Chapter Nine: Unique features of qualitative research

What is it like to be a young man entering adulthood? According to sociologist Michael Kimmel, they are “totally confused,” “cannot commit to their relationships, work, or lives,” and are
“obsessed with never wanting to grow up.”[1]  If that sounds like a bunch of malarkey to you, hold on a minute. Kimmel (2008) interviewed 400 young men, ages 16 to 26, over the course of four years across the United States to learn how young men made the transition from adolescence into adulthood. Since the results of Kimmel’s research were published in 2008, his book Guyland made quite a splash. Whatever your take on Kimmel’s research, one thing remains true—we surely would not know nearly as much as we now do about the lives of many young American men were it not for qualitative interview research.

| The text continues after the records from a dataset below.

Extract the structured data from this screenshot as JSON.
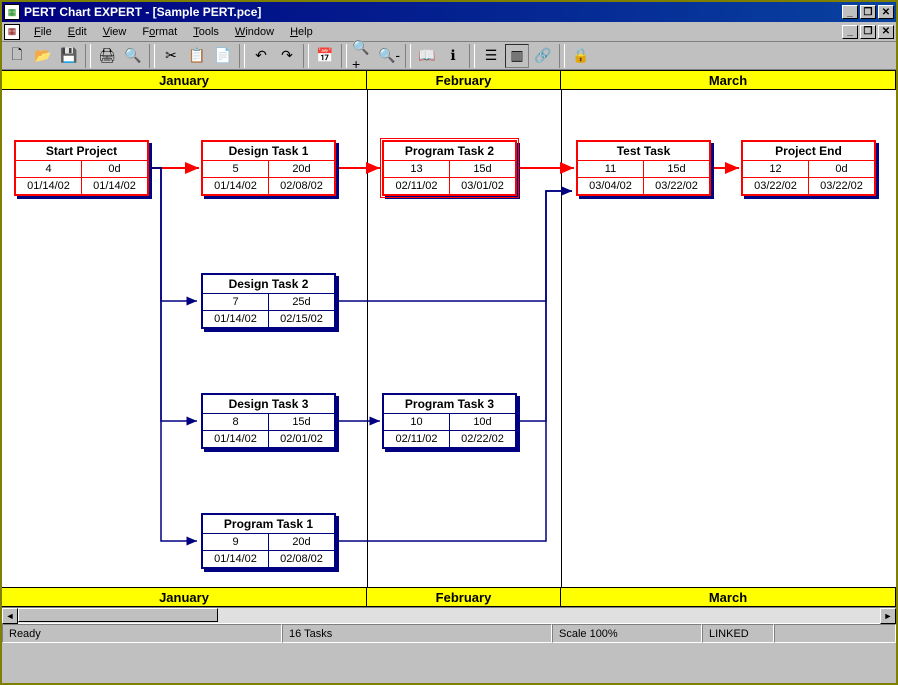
{
  "title": "PERT Chart EXPERT - [Sample PERT.pce]",
  "menu": [
    "File",
    "Edit",
    "View",
    "Format",
    "Tools",
    "Window",
    "Help"
  ],
  "months": [
    "January",
    "February",
    "March"
  ],
  "tasks": {
    "start": {
      "name": "Start Project",
      "id": "4",
      "dur": "0d",
      "d1": "01/14/02",
      "d2": "01/14/02",
      "critical": true
    },
    "design1": {
      "name": "Design Task 1",
      "id": "5",
      "dur": "20d",
      "d1": "01/14/02",
      "d2": "02/08/02",
      "critical": true
    },
    "program2": {
      "name": "Program Task 2",
      "id": "13",
      "dur": "15d",
      "d1": "02/11/02",
      "d2": "03/01/02",
      "critical": true,
      "highlight": true
    },
    "test": {
      "name": "Test Task",
      "id": "11",
      "dur": "15d",
      "d1": "03/04/02",
      "d2": "03/22/02",
      "critical": true
    },
    "end": {
      "name": "Project End",
      "id": "12",
      "dur": "0d",
      "d1": "03/22/02",
      "d2": "03/22/02",
      "critical": true
    },
    "design2": {
      "name": "Design Task 2",
      "id": "7",
      "dur": "25d",
      "d1": "01/14/02",
      "d2": "02/15/02",
      "critical": false
    },
    "design3": {
      "name": "Design Task 3",
      "id": "8",
      "dur": "15d",
      "d1": "01/14/02",
      "d2": "02/01/02",
      "critical": false
    },
    "program3": {
      "name": "Program Task 3",
      "id": "10",
      "dur": "10d",
      "d1": "02/11/02",
      "d2": "02/22/02",
      "critical": false
    },
    "program1": {
      "name": "Program Task 1",
      "id": "9",
      "dur": "20d",
      "d1": "01/14/02",
      "d2": "02/08/02",
      "critical": false
    }
  },
  "status": {
    "ready": "Ready",
    "taskcount": "16 Tasks",
    "scale": "Scale 100%",
    "linked": "LINKED"
  },
  "chart_data": {
    "type": "pert",
    "nodes": [
      {
        "id": 4,
        "name": "Start Project",
        "duration_days": 0,
        "start": "2002-01-14",
        "end": "2002-01-14",
        "critical": true
      },
      {
        "id": 5,
        "name": "Design Task 1",
        "duration_days": 20,
        "start": "2002-01-14",
        "end": "2002-02-08",
        "critical": true
      },
      {
        "id": 7,
        "name": "Design Task 2",
        "duration_days": 25,
        "start": "2002-01-14",
        "end": "2002-02-15",
        "critical": false
      },
      {
        "id": 8,
        "name": "Design Task 3",
        "duration_days": 15,
        "start": "2002-01-14",
        "end": "2002-02-01",
        "critical": false
      },
      {
        "id": 9,
        "name": "Program Task 1",
        "duration_days": 20,
        "start": "2002-01-14",
        "end": "2002-02-08",
        "critical": false
      },
      {
        "id": 10,
        "name": "Program Task 3",
        "duration_days": 10,
        "start": "2002-02-11",
        "end": "2002-02-22",
        "critical": false
      },
      {
        "id": 11,
        "name": "Test Task",
        "duration_days": 15,
        "start": "2002-03-04",
        "end": "2002-03-22",
        "critical": true
      },
      {
        "id": 12,
        "name": "Project End",
        "duration_days": 0,
        "start": "2002-03-22",
        "end": "2002-03-22",
        "critical": true
      },
      {
        "id": 13,
        "name": "Program Task 2",
        "duration_days": 15,
        "start": "2002-02-11",
        "end": "2002-03-01",
        "critical": true
      }
    ],
    "edges": [
      {
        "from": 4,
        "to": 5,
        "critical": true
      },
      {
        "from": 5,
        "to": 13,
        "critical": true
      },
      {
        "from": 13,
        "to": 11,
        "critical": true
      },
      {
        "from": 11,
        "to": 12,
        "critical": true
      },
      {
        "from": 4,
        "to": 7,
        "critical": false
      },
      {
        "from": 4,
        "to": 8,
        "critical": false
      },
      {
        "from": 4,
        "to": 9,
        "critical": false
      },
      {
        "from": 8,
        "to": 10,
        "critical": false
      },
      {
        "from": 7,
        "to": 11,
        "critical": false
      },
      {
        "from": 10,
        "to": 11,
        "critical": false
      },
      {
        "from": 9,
        "to": 11,
        "critical": false
      }
    ],
    "timeline_months": [
      "January",
      "February",
      "March"
    ]
  }
}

Chapter Outline

  • 9.1 Qualitative research: What is it and when should it be used?
  • 9.2 Qualitative interviews
  • 9.3 Issues to consider for all interview types
  • 9.4 Types of Qualitative Research Designs
  • 9.5 Spotlight on UTA School of Social Work
  • 9.6 Analyzing qualitative data

Content Advisory

This chapter discusses or mentions the following topics: childfree adults, sexual harassment, juvenile delinquency, drunk driving, racist hate groups, ageism, sexism, police interviews, and mental health policy for children and adolescents.

  1. 1. These quotes come from a summary of reviews on the website dedicated to Kimmel’s book, Guyland


Icon for the Creative Commons Attribution-NonCommercial-ShareAlike 4.0 International License

Foundations of Social Work Research Copyright © 2020 by Rebecca L. Mauldin is licensed under a Creative Commons Attribution-NonCommercial-ShareAlike 4.0 International License, except where otherwise noted.

Share This Book